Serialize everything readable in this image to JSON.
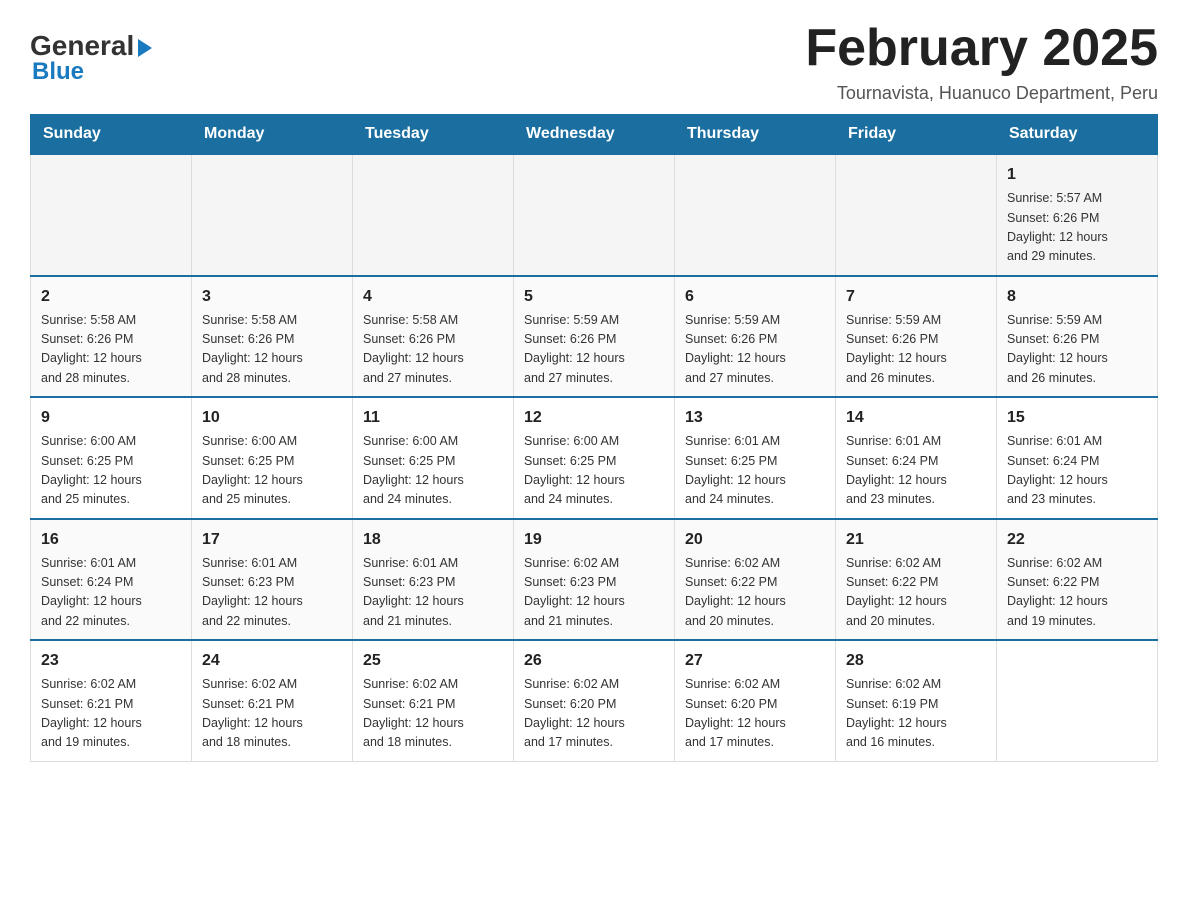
{
  "logo": {
    "text_general": "General",
    "text_blue": "Blue"
  },
  "title": "February 2025",
  "subtitle": "Tournavista, Huanuco Department, Peru",
  "weekdays": [
    "Sunday",
    "Monday",
    "Tuesday",
    "Wednesday",
    "Thursday",
    "Friday",
    "Saturday"
  ],
  "weeks": [
    [
      {
        "day": "",
        "info": ""
      },
      {
        "day": "",
        "info": ""
      },
      {
        "day": "",
        "info": ""
      },
      {
        "day": "",
        "info": ""
      },
      {
        "day": "",
        "info": ""
      },
      {
        "day": "",
        "info": ""
      },
      {
        "day": "1",
        "info": "Sunrise: 5:57 AM\nSunset: 6:26 PM\nDaylight: 12 hours\nand 29 minutes."
      }
    ],
    [
      {
        "day": "2",
        "info": "Sunrise: 5:58 AM\nSunset: 6:26 PM\nDaylight: 12 hours\nand 28 minutes."
      },
      {
        "day": "3",
        "info": "Sunrise: 5:58 AM\nSunset: 6:26 PM\nDaylight: 12 hours\nand 28 minutes."
      },
      {
        "day": "4",
        "info": "Sunrise: 5:58 AM\nSunset: 6:26 PM\nDaylight: 12 hours\nand 27 minutes."
      },
      {
        "day": "5",
        "info": "Sunrise: 5:59 AM\nSunset: 6:26 PM\nDaylight: 12 hours\nand 27 minutes."
      },
      {
        "day": "6",
        "info": "Sunrise: 5:59 AM\nSunset: 6:26 PM\nDaylight: 12 hours\nand 27 minutes."
      },
      {
        "day": "7",
        "info": "Sunrise: 5:59 AM\nSunset: 6:26 PM\nDaylight: 12 hours\nand 26 minutes."
      },
      {
        "day": "8",
        "info": "Sunrise: 5:59 AM\nSunset: 6:26 PM\nDaylight: 12 hours\nand 26 minutes."
      }
    ],
    [
      {
        "day": "9",
        "info": "Sunrise: 6:00 AM\nSunset: 6:25 PM\nDaylight: 12 hours\nand 25 minutes."
      },
      {
        "day": "10",
        "info": "Sunrise: 6:00 AM\nSunset: 6:25 PM\nDaylight: 12 hours\nand 25 minutes."
      },
      {
        "day": "11",
        "info": "Sunrise: 6:00 AM\nSunset: 6:25 PM\nDaylight: 12 hours\nand 24 minutes."
      },
      {
        "day": "12",
        "info": "Sunrise: 6:00 AM\nSunset: 6:25 PM\nDaylight: 12 hours\nand 24 minutes."
      },
      {
        "day": "13",
        "info": "Sunrise: 6:01 AM\nSunset: 6:25 PM\nDaylight: 12 hours\nand 24 minutes."
      },
      {
        "day": "14",
        "info": "Sunrise: 6:01 AM\nSunset: 6:24 PM\nDaylight: 12 hours\nand 23 minutes."
      },
      {
        "day": "15",
        "info": "Sunrise: 6:01 AM\nSunset: 6:24 PM\nDaylight: 12 hours\nand 23 minutes."
      }
    ],
    [
      {
        "day": "16",
        "info": "Sunrise: 6:01 AM\nSunset: 6:24 PM\nDaylight: 12 hours\nand 22 minutes."
      },
      {
        "day": "17",
        "info": "Sunrise: 6:01 AM\nSunset: 6:23 PM\nDaylight: 12 hours\nand 22 minutes."
      },
      {
        "day": "18",
        "info": "Sunrise: 6:01 AM\nSunset: 6:23 PM\nDaylight: 12 hours\nand 21 minutes."
      },
      {
        "day": "19",
        "info": "Sunrise: 6:02 AM\nSunset: 6:23 PM\nDaylight: 12 hours\nand 21 minutes."
      },
      {
        "day": "20",
        "info": "Sunrise: 6:02 AM\nSunset: 6:22 PM\nDaylight: 12 hours\nand 20 minutes."
      },
      {
        "day": "21",
        "info": "Sunrise: 6:02 AM\nSunset: 6:22 PM\nDaylight: 12 hours\nand 20 minutes."
      },
      {
        "day": "22",
        "info": "Sunrise: 6:02 AM\nSunset: 6:22 PM\nDaylight: 12 hours\nand 19 minutes."
      }
    ],
    [
      {
        "day": "23",
        "info": "Sunrise: 6:02 AM\nSunset: 6:21 PM\nDaylight: 12 hours\nand 19 minutes."
      },
      {
        "day": "24",
        "info": "Sunrise: 6:02 AM\nSunset: 6:21 PM\nDaylight: 12 hours\nand 18 minutes."
      },
      {
        "day": "25",
        "info": "Sunrise: 6:02 AM\nSunset: 6:21 PM\nDaylight: 12 hours\nand 18 minutes."
      },
      {
        "day": "26",
        "info": "Sunrise: 6:02 AM\nSunset: 6:20 PM\nDaylight: 12 hours\nand 17 minutes."
      },
      {
        "day": "27",
        "info": "Sunrise: 6:02 AM\nSunset: 6:20 PM\nDaylight: 12 hours\nand 17 minutes."
      },
      {
        "day": "28",
        "info": "Sunrise: 6:02 AM\nSunset: 6:19 PM\nDaylight: 12 hours\nand 16 minutes."
      },
      {
        "day": "",
        "info": ""
      }
    ]
  ]
}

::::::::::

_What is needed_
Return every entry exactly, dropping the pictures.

_Exercise answer_
Serialize everything readable in this image to JSON.
{
  "logo": {
    "text_general": "General",
    "text_blue": "Blue"
  },
  "title": "February 2025",
  "subtitle": "Tournavista, Huanuco Department, Peru",
  "weekdays": [
    "Sunday",
    "Monday",
    "Tuesday",
    "Wednesday",
    "Thursday",
    "Friday",
    "Saturday"
  ],
  "weeks": [
    [
      {
        "day": "",
        "info": ""
      },
      {
        "day": "",
        "info": ""
      },
      {
        "day": "",
        "info": ""
      },
      {
        "day": "",
        "info": ""
      },
      {
        "day": "",
        "info": ""
      },
      {
        "day": "",
        "info": ""
      },
      {
        "day": "1",
        "info": "Sunrise: 5:57 AM\nSunset: 6:26 PM\nDaylight: 12 hours\nand 29 minutes."
      }
    ],
    [
      {
        "day": "2",
        "info": "Sunrise: 5:58 AM\nSunset: 6:26 PM\nDaylight: 12 hours\nand 28 minutes."
      },
      {
        "day": "3",
        "info": "Sunrise: 5:58 AM\nSunset: 6:26 PM\nDaylight: 12 hours\nand 28 minutes."
      },
      {
        "day": "4",
        "info": "Sunrise: 5:58 AM\nSunset: 6:26 PM\nDaylight: 12 hours\nand 27 minutes."
      },
      {
        "day": "5",
        "info": "Sunrise: 5:59 AM\nSunset: 6:26 PM\nDaylight: 12 hours\nand 27 minutes."
      },
      {
        "day": "6",
        "info": "Sunrise: 5:59 AM\nSunset: 6:26 PM\nDaylight: 12 hours\nand 27 minutes."
      },
      {
        "day": "7",
        "info": "Sunrise: 5:59 AM\nSunset: 6:26 PM\nDaylight: 12 hours\nand 26 minutes."
      },
      {
        "day": "8",
        "info": "Sunrise: 5:59 AM\nSunset: 6:26 PM\nDaylight: 12 hours\nand 26 minutes."
      }
    ],
    [
      {
        "day": "9",
        "info": "Sunrise: 6:00 AM\nSunset: 6:25 PM\nDaylight: 12 hours\nand 25 minutes."
      },
      {
        "day": "10",
        "info": "Sunrise: 6:00 AM\nSunset: 6:25 PM\nDaylight: 12 hours\nand 25 minutes."
      },
      {
        "day": "11",
        "info": "Sunrise: 6:00 AM\nSunset: 6:25 PM\nDaylight: 12 hours\nand 24 minutes."
      },
      {
        "day": "12",
        "info": "Sunrise: 6:00 AM\nSunset: 6:25 PM\nDaylight: 12 hours\nand 24 minutes."
      },
      {
        "day": "13",
        "info": "Sunrise: 6:01 AM\nSunset: 6:25 PM\nDaylight: 12 hours\nand 24 minutes."
      },
      {
        "day": "14",
        "info": "Sunrise: 6:01 AM\nSunset: 6:24 PM\nDaylight: 12 hours\nand 23 minutes."
      },
      {
        "day": "15",
        "info": "Sunrise: 6:01 AM\nSunset: 6:24 PM\nDaylight: 12 hours\nand 23 minutes."
      }
    ],
    [
      {
        "day": "16",
        "info": "Sunrise: 6:01 AM\nSunset: 6:24 PM\nDaylight: 12 hours\nand 22 minutes."
      },
      {
        "day": "17",
        "info": "Sunrise: 6:01 AM\nSunset: 6:23 PM\nDaylight: 12 hours\nand 22 minutes."
      },
      {
        "day": "18",
        "info": "Sunrise: 6:01 AM\nSunset: 6:23 PM\nDaylight: 12 hours\nand 21 minutes."
      },
      {
        "day": "19",
        "info": "Sunrise: 6:02 AM\nSunset: 6:23 PM\nDaylight: 12 hours\nand 21 minutes."
      },
      {
        "day": "20",
        "info": "Sunrise: 6:02 AM\nSunset: 6:22 PM\nDaylight: 12 hours\nand 20 minutes."
      },
      {
        "day": "21",
        "info": "Sunrise: 6:02 AM\nSunset: 6:22 PM\nDaylight: 12 hours\nand 20 minutes."
      },
      {
        "day": "22",
        "info": "Sunrise: 6:02 AM\nSunset: 6:22 PM\nDaylight: 12 hours\nand 19 minutes."
      }
    ],
    [
      {
        "day": "23",
        "info": "Sunrise: 6:02 AM\nSunset: 6:21 PM\nDaylight: 12 hours\nand 19 minutes."
      },
      {
        "day": "24",
        "info": "Sunrise: 6:02 AM\nSunset: 6:21 PM\nDaylight: 12 hours\nand 18 minutes."
      },
      {
        "day": "25",
        "info": "Sunrise: 6:02 AM\nSunset: 6:21 PM\nDaylight: 12 hours\nand 18 minutes."
      },
      {
        "day": "26",
        "info": "Sunrise: 6:02 AM\nSunset: 6:20 PM\nDaylight: 12 hours\nand 17 minutes."
      },
      {
        "day": "27",
        "info": "Sunrise: 6:02 AM\nSunset: 6:20 PM\nDaylight: 12 hours\nand 17 minutes."
      },
      {
        "day": "28",
        "info": "Sunrise: 6:02 AM\nSunset: 6:19 PM\nDaylight: 12 hours\nand 16 minutes."
      },
      {
        "day": "",
        "info": ""
      }
    ]
  ]
}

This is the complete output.